"The Celtics looked at his numbers and his athletic ability and decided it was worthwhile giving the kid a chance," his father, Jim O'Donnell, told the Barrie Examiner.
At his size and level of experience -- he played intramural basketball at Queen's University but had not played organized basketball since high school -- Ainge and the C's had no idea what to expect when they brought him in with a number of other big men hopefuls.
Most of the players the Celtics brought in for Wednesday workouts, such as Justin Harper of Richmond and Lavoy Allen of Temple, are big men who can stretch the floor with their shooting.
O'Donnell doesn't stretch the floor. He'll pound you into it.
"He was definitely the surprise of the workout," Ainge said. "He's big. Really big."
Even with the Celtics in the market to add some beef to their frontcourt, it's highly unlikely that O'Donnell made a big enough impact to where he'll be someone the Celtics would look to sign as a free agent, let alone draft.
For starters, it's pretty clear that football is not only his preferred sport, but one that O'Donnell is better suited for playing.
O'Donnell, a two-time all-Canadian football player at Queen's University in Kingston, Ontario and a member of the Golden Gaels' 2009 Vanier Cup team, was selected by the Saskatchewan Rough Riders with the 15th overall pick in the CFL draft last month. He was one of just two Canadian players invited to play in East-West Shrine game in January, a game that features the top senior football players in North America but primarily consists of seniors from colleges and universities in the United States.
He was supposed to report to the Rough Riders' camp on Wednesday, but O'Donnell elected to instead work out for the Celtics.
In addition to the CFL and the Celtics, O'Donnell has drawn some NFL interest.
But with the NFL lockout still in effect, undrafted players like O'Donnell are in wait-and-see mode.

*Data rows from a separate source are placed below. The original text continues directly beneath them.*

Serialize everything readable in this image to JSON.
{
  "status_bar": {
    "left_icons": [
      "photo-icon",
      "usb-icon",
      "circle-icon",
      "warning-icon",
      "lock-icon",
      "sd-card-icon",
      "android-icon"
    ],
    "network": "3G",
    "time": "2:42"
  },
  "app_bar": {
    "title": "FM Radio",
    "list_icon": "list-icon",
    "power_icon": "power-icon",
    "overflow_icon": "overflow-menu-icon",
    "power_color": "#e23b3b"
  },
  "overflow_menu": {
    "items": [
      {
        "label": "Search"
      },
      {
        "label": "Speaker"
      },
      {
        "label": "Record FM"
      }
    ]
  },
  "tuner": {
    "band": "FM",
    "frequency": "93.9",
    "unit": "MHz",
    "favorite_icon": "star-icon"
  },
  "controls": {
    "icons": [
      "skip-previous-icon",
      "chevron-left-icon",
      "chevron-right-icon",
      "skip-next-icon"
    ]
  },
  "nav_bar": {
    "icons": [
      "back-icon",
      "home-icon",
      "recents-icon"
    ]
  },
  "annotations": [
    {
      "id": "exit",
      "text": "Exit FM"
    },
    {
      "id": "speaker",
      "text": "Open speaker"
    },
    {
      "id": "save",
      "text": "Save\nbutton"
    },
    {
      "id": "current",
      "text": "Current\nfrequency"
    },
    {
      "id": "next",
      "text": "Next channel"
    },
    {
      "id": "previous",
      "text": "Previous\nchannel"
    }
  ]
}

"He's got to explore all his options," said Jim O'Donnell. "It's a tough spot for him. Growing up, he dreamed of playing in the CFL. But when you're getting some pro interest down there, you've got to have a look at it."